For example, prosemirror-history provides the undo and redo commands. While making them chainable would work in theory, in practice, what does it actually mean for undo to be chainable.

Are we undoing the current transaction or last action before this transaction? It's not clear what the expected behavior should be in every situation.

There are also commands like fixTables from prosemirror-tables which are also non-chainable. The command uses to check if any of the tables need fixing. If they do, it dispatches them, if they don't it doesn't. Unfortunately this breaks the isEnabled command checks which rely on the Transaction not being updated unless a dispatch is provided.

As a result remirror also supports declaring commands as non-chainable.

function nonChainable(commandFunction: CommandFunction): NonChainableCommandFunction {
return ({ state, dispatch, tr, view }) => {
if (dispatch !== undefined || dispatch !== view?.dispatch) {
throw new Error('Trying to call this command in a non chainable way is not supported.');
return commandFunction({ state, dispatch, tr, view });

However, for the vast majority of instances chainable commands are a joy to use.

You can try them out for yourself in by installing remirror@next and following the getting started guide.

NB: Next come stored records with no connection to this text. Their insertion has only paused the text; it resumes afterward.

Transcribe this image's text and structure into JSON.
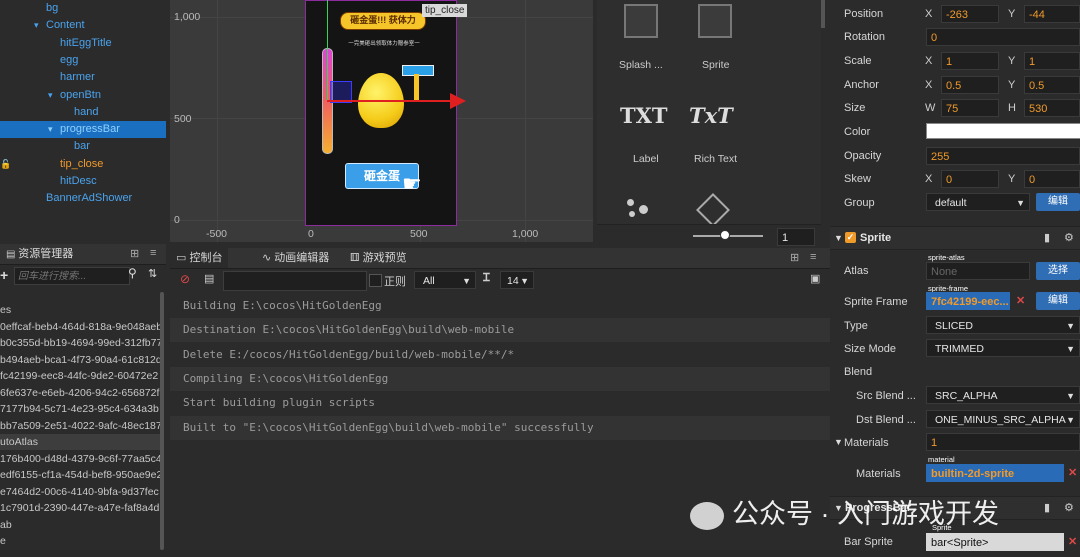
{
  "hierarchy": {
    "items": [
      {
        "label": "bg",
        "indent": 46,
        "arrow": "",
        "style": ""
      },
      {
        "label": "Content",
        "indent": 46,
        "arrow": "▾",
        "style": ""
      },
      {
        "label": "hitEggTitle",
        "indent": 60,
        "arrow": "",
        "style": ""
      },
      {
        "label": "egg",
        "indent": 60,
        "arrow": "",
        "style": ""
      },
      {
        "label": "harmer",
        "indent": 60,
        "arrow": "",
        "style": ""
      },
      {
        "label": "openBtn",
        "indent": 60,
        "arrow": "▾",
        "style": ""
      },
      {
        "label": "hand",
        "indent": 74,
        "arrow": "",
        "style": ""
      },
      {
        "label": "progressBar",
        "indent": 60,
        "arrow": "▾",
        "style": "sel"
      },
      {
        "label": "bar",
        "indent": 74,
        "arrow": "",
        "style": ""
      },
      {
        "label": "tip_close",
        "indent": 60,
        "arrow": "",
        "style": "orange"
      },
      {
        "label": "hitDesc",
        "indent": 60,
        "arrow": "",
        "style": ""
      },
      {
        "label": "BannerAdShower",
        "indent": 46,
        "arrow": "",
        "style": ""
      }
    ]
  },
  "assets": {
    "tab_title": "资源管理器",
    "search_placeholder": "回车进行搜索...",
    "rows": [
      "es",
      "0effcaf-beb4-464d-818a-9e048aeb",
      "b0c355d-bb19-4694-99ed-312fb77",
      "b494aeb-bca1-4f73-90a4-61c812d",
      "fc42199-eec8-44fc-9de2-60472e2",
      "6fe637e-e6eb-4206-94c2-656872f",
      "7177b94-5c71-4e23-95c4-634a3b",
      "bb7a509-2e51-4022-9afc-48ec187",
      "utoAtlas",
      "176b400-d48d-4379-9c6f-77aa5c4",
      "edf6155-cf1a-454d-bef8-950ae9e2",
      "e7464d2-00c6-4140-9bfa-9d37fec",
      "1c7901d-2390-447e-a47e-faf8a4d",
      "ab",
      "e"
    ]
  },
  "scene": {
    "y_labels": [
      "1,000",
      "500",
      "0"
    ],
    "x_labels": [
      "-500",
      "0",
      "500",
      "1,000"
    ],
    "tooltip": "tip_close",
    "game_title": "砸金蛋!!! 获体力",
    "game_subtitle": "一完美砸出领取体力赠参室一",
    "game_button": "砸金蛋"
  },
  "library": {
    "items": [
      "Splash ...",
      "Sprite",
      "Label",
      "Rich Text"
    ],
    "txt_icon": "TXT",
    "richtxt_icon": "TxT",
    "zoom_value": "1"
  },
  "console_panel": {
    "tabs": [
      "控制台",
      "动画编辑器",
      "游戏预览"
    ],
    "regex_label": "正则",
    "filter_value": "All",
    "font_size": "14",
    "lines": [
      "Building E:\\cocos\\HitGoldenEgg",
      "Destination E:\\cocos\\HitGoldenEgg\\build\\web-mobile",
      "Delete E:/cocos/HitGoldenEgg/build/web-mobile/**/*",
      "Compiling E:\\cocos\\HitGoldenEgg",
      "Start building plugin scripts",
      "Built to \"E:\\cocos\\HitGoldenEgg\\build\\web-mobile\" successfully"
    ]
  },
  "inspector": {
    "position": {
      "label": "Position",
      "x": "-263",
      "y": "-44"
    },
    "rotation": {
      "label": "Rotation",
      "value": "0"
    },
    "scale": {
      "label": "Scale",
      "x": "1",
      "y": "1"
    },
    "anchor": {
      "label": "Anchor",
      "x": "0.5",
      "y": "0.5"
    },
    "size": {
      "label": "Size",
      "w": "75",
      "h": "530"
    },
    "color_label": "Color",
    "opacity": {
      "label": "Opacity",
      "value": "255"
    },
    "skew": {
      "label": "Skew",
      "x": "0",
      "y": "0"
    },
    "group": {
      "label": "Group",
      "value": "default",
      "edit": "编辑"
    },
    "sprite_header": "Sprite",
    "atlas": {
      "label": "Atlas",
      "tag": "sprite-atlas",
      "value": "None",
      "button": "选择"
    },
    "sprite_frame": {
      "label": "Sprite Frame",
      "tag": "sprite-frame",
      "value": "7fc42199-eec...",
      "button": "编辑"
    },
    "type": {
      "label": "Type",
      "value": "SLICED"
    },
    "size_mode": {
      "label": "Size Mode",
      "value": "TRIMMED"
    },
    "blend_label": "Blend",
    "src_blend": {
      "label": "Src Blend ...",
      "value": "SRC_ALPHA"
    },
    "dst_blend": {
      "label": "Dst Blend ...",
      "value": "ONE_MINUS_SRC_ALPHA"
    },
    "materials_count": {
      "label": "Materials",
      "value": "1"
    },
    "materials_item": {
      "label": "Materials",
      "tag": "material",
      "value": "builtin-2d-sprite"
    },
    "progressbar_header": "ProgressBar",
    "bar_sprite": {
      "label": "Bar Sprite",
      "tag": "Sprite",
      "value": "bar<Sprite>"
    },
    "x_axis": "X",
    "y_axis": "Y",
    "w_axis": "W",
    "h_axis": "H"
  },
  "watermark": "公众号 · 入门游戏开发"
}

  1. Behind the scenes is a getter property which returns a new Transaction() every time it is accessed.